Records from a data source:
◇ ◇ ◇ ◇

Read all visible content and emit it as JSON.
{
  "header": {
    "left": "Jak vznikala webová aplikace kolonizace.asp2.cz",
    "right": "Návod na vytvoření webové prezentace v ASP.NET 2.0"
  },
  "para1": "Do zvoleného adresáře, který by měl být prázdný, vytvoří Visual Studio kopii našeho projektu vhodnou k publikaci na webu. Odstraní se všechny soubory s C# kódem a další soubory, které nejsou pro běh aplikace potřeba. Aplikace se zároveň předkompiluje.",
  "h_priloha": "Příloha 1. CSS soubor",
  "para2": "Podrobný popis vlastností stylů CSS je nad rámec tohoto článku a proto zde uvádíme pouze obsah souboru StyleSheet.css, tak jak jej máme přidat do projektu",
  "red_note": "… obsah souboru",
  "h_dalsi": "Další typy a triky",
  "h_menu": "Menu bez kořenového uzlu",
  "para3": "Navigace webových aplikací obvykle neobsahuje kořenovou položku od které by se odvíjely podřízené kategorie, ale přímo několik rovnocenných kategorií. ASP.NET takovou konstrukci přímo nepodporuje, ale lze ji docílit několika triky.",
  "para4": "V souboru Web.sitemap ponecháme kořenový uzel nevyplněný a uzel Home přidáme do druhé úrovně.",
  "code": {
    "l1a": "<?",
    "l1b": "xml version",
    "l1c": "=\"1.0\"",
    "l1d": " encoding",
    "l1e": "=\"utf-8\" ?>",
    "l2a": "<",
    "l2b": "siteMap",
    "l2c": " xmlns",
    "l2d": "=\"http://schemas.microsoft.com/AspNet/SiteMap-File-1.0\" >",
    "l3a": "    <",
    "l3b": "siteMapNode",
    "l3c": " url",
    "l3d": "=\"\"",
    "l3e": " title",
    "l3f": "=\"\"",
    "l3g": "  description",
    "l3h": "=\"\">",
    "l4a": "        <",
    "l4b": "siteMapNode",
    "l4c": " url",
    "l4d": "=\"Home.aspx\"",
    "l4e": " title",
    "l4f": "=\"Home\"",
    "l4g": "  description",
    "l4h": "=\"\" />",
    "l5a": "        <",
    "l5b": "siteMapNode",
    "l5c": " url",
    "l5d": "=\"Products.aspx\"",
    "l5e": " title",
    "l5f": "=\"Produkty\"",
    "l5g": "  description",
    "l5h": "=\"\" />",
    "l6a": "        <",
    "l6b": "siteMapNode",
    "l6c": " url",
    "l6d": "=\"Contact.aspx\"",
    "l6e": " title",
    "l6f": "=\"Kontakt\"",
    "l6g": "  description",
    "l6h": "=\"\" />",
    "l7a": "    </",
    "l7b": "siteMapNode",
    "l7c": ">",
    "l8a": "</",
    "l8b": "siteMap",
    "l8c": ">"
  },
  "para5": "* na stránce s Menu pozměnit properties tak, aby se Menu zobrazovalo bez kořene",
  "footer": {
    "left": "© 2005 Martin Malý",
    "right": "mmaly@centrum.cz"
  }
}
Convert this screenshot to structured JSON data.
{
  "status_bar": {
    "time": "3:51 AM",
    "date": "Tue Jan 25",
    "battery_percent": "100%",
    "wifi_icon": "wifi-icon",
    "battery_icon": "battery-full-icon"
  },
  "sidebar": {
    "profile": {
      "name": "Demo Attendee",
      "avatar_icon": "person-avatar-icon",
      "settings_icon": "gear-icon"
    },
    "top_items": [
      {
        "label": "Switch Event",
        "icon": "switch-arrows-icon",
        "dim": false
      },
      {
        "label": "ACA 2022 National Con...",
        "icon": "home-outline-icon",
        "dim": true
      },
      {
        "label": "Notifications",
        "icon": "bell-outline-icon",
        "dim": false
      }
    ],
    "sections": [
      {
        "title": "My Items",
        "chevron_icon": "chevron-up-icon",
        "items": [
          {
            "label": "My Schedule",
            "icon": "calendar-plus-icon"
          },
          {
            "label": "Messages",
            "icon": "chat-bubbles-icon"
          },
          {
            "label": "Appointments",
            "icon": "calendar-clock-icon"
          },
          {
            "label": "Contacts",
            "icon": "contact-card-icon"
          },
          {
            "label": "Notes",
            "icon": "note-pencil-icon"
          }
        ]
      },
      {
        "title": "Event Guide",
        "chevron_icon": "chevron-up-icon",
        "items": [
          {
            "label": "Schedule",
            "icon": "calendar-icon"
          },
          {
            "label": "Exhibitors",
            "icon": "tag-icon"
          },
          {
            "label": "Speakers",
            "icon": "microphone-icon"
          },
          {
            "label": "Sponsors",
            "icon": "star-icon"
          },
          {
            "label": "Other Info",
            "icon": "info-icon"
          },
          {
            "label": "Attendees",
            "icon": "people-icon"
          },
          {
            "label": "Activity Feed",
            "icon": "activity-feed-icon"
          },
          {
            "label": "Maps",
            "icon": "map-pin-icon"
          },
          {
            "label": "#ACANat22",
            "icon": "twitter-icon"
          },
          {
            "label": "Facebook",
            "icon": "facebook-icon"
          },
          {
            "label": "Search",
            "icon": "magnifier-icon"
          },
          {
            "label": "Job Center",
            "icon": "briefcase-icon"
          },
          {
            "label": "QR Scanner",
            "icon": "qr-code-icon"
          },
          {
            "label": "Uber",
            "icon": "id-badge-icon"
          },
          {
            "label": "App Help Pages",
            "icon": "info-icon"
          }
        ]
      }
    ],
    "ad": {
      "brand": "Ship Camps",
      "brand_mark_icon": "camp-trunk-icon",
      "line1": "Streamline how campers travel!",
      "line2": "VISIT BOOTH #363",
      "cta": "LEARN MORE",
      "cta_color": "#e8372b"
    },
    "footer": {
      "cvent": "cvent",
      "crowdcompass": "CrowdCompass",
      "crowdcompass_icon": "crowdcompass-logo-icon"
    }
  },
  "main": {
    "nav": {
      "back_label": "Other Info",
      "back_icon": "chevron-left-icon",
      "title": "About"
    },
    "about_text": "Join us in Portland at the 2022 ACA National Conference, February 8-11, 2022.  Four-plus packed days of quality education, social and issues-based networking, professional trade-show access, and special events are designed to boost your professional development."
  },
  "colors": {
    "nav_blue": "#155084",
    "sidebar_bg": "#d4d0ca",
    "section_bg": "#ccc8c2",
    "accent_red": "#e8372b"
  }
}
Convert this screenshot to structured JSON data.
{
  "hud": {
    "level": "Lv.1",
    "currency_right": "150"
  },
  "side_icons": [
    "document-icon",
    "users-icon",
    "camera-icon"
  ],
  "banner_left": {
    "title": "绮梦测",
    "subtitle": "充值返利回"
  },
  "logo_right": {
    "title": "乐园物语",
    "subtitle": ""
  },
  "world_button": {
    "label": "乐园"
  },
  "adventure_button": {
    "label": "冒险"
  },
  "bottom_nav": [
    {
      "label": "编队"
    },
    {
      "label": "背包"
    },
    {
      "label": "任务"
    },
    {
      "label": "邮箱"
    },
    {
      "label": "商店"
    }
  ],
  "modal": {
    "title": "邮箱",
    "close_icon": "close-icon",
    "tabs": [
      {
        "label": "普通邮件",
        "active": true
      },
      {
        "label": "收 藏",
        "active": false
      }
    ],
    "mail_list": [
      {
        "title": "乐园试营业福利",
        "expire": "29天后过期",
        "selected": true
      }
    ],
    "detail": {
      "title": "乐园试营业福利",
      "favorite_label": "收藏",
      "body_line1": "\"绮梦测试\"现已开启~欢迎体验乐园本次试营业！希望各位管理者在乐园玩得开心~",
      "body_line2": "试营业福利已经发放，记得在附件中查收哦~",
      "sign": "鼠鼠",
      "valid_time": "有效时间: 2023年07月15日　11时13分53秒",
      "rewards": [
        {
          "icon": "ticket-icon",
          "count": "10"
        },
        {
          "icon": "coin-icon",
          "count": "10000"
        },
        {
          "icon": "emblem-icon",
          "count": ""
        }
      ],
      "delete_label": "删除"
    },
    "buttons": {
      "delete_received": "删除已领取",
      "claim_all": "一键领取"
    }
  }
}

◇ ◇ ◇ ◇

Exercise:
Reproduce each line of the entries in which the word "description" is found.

Worked solution:
    "l3g": "  description",
    "l4g": "  description",
    "l5g": "  description",
    "l6g": "  description",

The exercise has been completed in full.